• Task
Please state how many lines of the records hold the string "consecutive", giving nothing but the number.

(Records excerpted from a collection)
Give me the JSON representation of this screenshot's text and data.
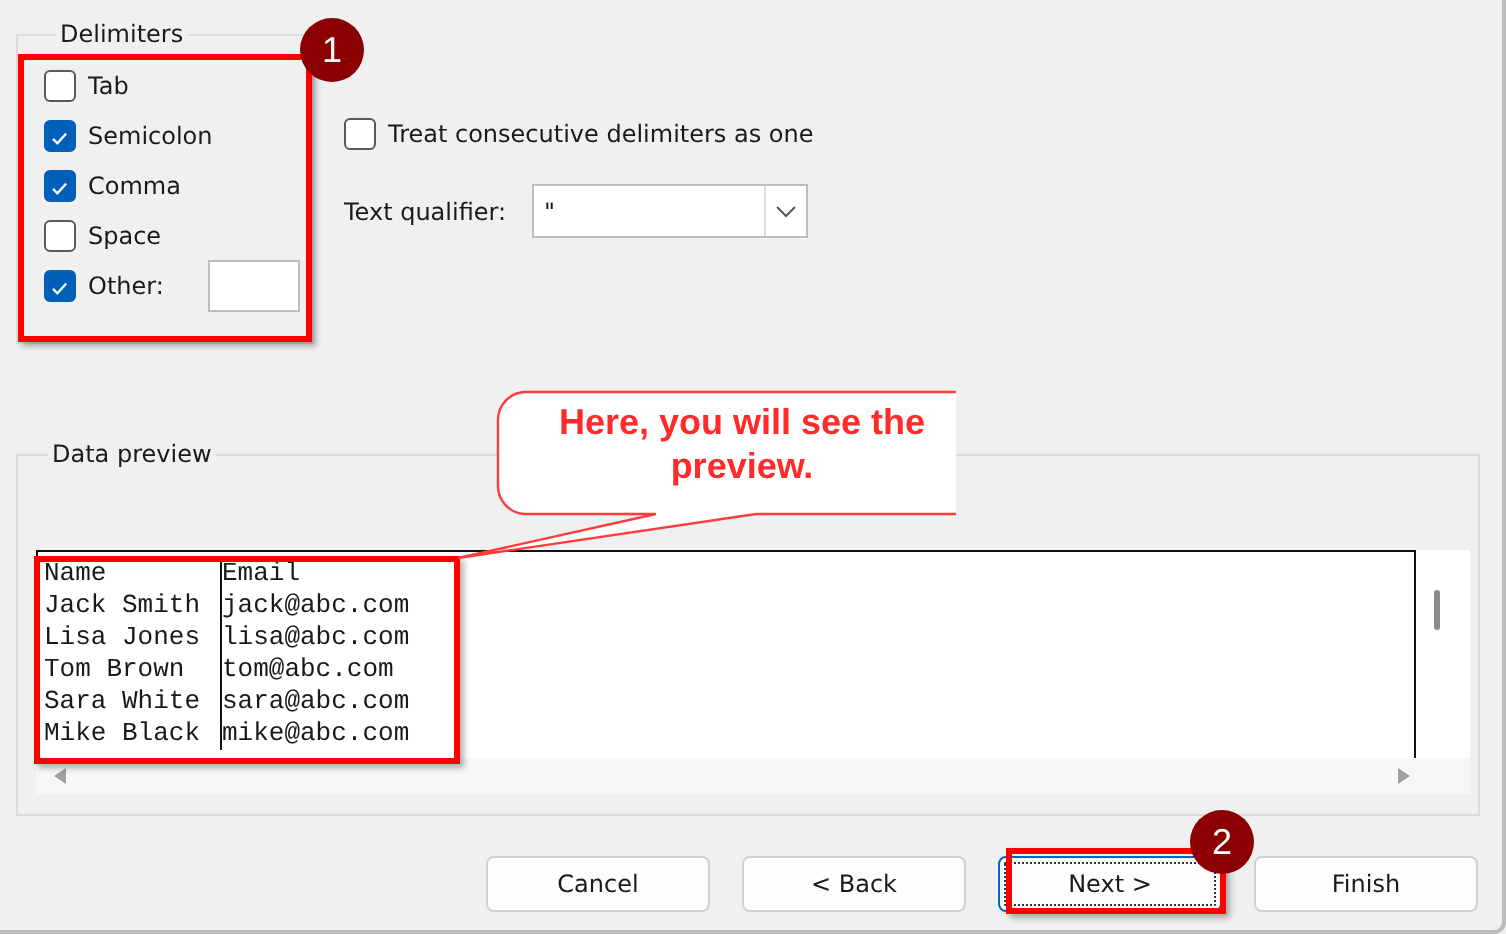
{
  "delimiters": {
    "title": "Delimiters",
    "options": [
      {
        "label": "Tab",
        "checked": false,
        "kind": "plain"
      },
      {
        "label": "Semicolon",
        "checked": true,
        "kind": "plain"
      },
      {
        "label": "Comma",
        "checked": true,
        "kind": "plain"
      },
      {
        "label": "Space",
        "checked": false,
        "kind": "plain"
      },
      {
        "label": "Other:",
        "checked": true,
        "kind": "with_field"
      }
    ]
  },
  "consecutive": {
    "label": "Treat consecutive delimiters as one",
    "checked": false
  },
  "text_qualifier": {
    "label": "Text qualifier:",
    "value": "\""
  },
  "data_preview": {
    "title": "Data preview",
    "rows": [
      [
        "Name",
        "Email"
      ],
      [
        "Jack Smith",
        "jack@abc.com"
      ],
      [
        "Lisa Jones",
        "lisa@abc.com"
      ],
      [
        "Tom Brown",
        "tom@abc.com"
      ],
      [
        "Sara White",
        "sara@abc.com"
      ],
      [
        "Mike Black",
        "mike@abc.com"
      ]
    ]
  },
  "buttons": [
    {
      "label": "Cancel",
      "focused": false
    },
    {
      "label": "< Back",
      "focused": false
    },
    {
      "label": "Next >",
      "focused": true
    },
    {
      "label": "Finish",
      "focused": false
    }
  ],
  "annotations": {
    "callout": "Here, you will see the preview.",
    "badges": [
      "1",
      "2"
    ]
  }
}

• Completed task
2